§ **Task item**
Copy all lines below that use the word "Scanner".

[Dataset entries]
******************************
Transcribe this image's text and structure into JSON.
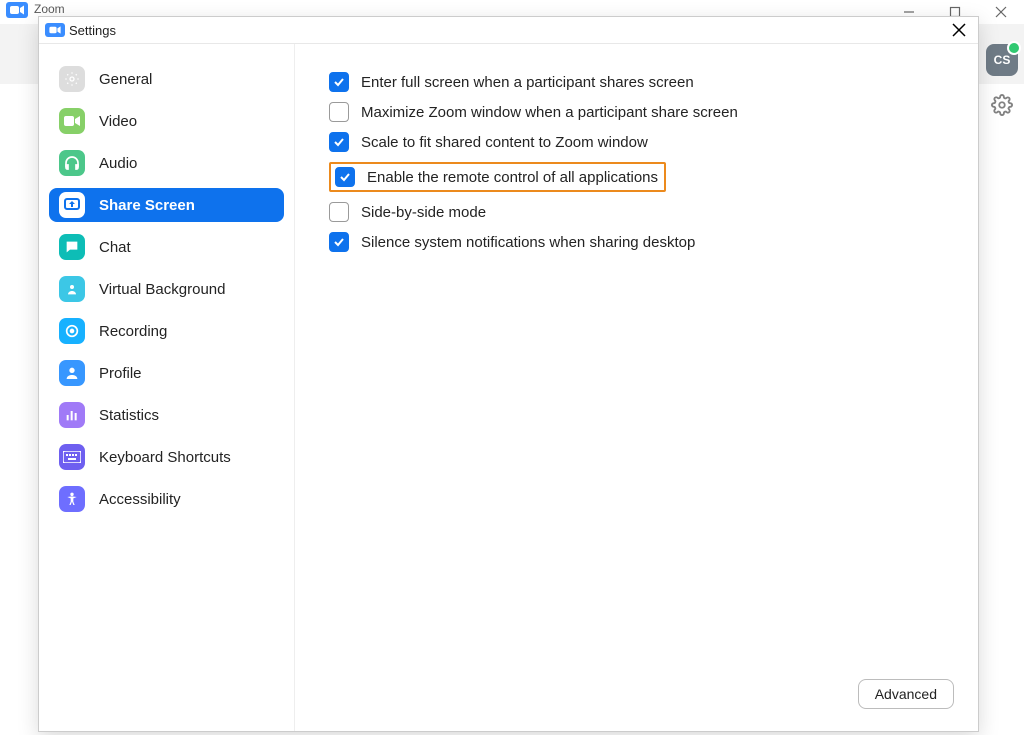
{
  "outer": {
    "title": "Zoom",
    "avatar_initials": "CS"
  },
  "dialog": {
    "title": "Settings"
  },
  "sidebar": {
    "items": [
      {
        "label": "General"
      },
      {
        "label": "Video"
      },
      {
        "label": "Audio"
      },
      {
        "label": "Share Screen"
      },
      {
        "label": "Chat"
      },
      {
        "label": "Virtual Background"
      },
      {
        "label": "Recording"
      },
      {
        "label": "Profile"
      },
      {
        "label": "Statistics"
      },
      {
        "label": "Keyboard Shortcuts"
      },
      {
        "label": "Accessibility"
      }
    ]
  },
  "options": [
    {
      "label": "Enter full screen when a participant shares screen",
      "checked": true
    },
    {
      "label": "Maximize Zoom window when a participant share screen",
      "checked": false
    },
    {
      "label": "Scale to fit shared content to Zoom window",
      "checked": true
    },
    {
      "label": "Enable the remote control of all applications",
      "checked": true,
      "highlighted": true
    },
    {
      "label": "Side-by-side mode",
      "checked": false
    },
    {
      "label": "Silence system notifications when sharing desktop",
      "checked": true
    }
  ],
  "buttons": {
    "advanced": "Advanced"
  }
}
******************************
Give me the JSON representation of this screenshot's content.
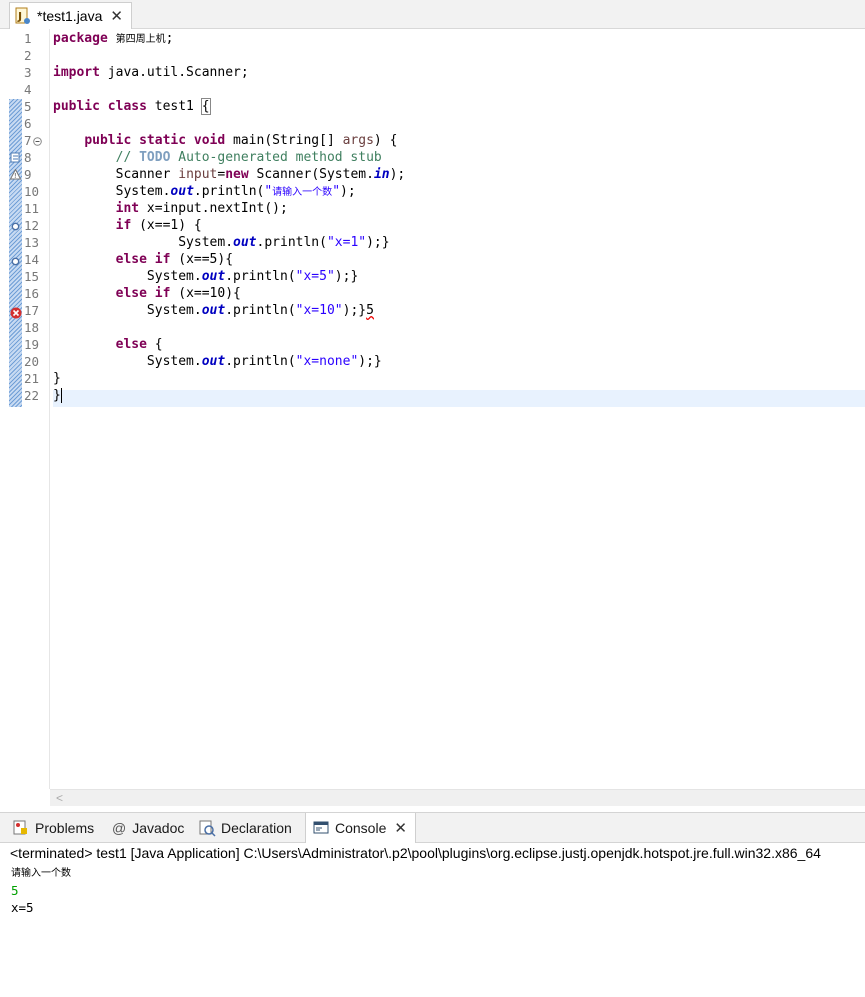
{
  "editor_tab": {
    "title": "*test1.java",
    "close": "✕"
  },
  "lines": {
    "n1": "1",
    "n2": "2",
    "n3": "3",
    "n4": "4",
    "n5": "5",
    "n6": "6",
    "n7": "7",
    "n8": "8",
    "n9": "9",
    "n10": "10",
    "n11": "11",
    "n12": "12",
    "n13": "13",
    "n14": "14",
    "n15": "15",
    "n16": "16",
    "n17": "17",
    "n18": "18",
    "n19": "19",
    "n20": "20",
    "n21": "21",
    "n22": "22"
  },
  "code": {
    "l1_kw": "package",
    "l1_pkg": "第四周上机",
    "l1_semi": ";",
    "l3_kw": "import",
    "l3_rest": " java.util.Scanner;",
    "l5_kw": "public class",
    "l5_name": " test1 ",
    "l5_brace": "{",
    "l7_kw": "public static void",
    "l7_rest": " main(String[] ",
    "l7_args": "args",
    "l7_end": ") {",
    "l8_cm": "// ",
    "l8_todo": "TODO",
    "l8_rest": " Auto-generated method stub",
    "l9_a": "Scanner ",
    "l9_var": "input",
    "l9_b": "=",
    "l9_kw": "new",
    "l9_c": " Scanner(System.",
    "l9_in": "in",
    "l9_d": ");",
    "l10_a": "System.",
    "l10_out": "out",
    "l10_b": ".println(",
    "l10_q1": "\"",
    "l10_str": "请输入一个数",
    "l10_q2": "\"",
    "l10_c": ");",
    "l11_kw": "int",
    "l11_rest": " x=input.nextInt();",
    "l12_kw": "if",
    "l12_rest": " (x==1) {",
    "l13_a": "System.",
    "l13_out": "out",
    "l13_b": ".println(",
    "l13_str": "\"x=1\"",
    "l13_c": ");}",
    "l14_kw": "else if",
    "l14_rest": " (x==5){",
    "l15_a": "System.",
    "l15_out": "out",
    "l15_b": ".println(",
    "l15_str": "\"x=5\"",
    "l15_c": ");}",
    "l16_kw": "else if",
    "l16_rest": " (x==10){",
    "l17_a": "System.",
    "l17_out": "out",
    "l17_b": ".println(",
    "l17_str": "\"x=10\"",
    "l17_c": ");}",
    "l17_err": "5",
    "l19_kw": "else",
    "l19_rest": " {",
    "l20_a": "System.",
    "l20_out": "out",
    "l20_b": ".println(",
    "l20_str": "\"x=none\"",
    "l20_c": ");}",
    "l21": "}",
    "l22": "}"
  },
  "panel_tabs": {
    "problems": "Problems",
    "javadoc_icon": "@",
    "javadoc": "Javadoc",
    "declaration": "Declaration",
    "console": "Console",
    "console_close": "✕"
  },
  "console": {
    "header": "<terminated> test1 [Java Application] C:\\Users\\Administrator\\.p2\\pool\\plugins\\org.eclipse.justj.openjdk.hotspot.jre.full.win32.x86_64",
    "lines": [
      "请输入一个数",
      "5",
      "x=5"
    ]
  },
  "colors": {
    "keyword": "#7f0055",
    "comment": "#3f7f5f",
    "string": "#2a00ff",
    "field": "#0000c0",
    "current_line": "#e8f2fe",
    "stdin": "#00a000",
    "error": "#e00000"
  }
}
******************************
§ **Exercise answer**
    "l3_rest": " java.util.Scanner;",
    "l9_a": "Scanner ",
    "l9_c": " Scanner(System.",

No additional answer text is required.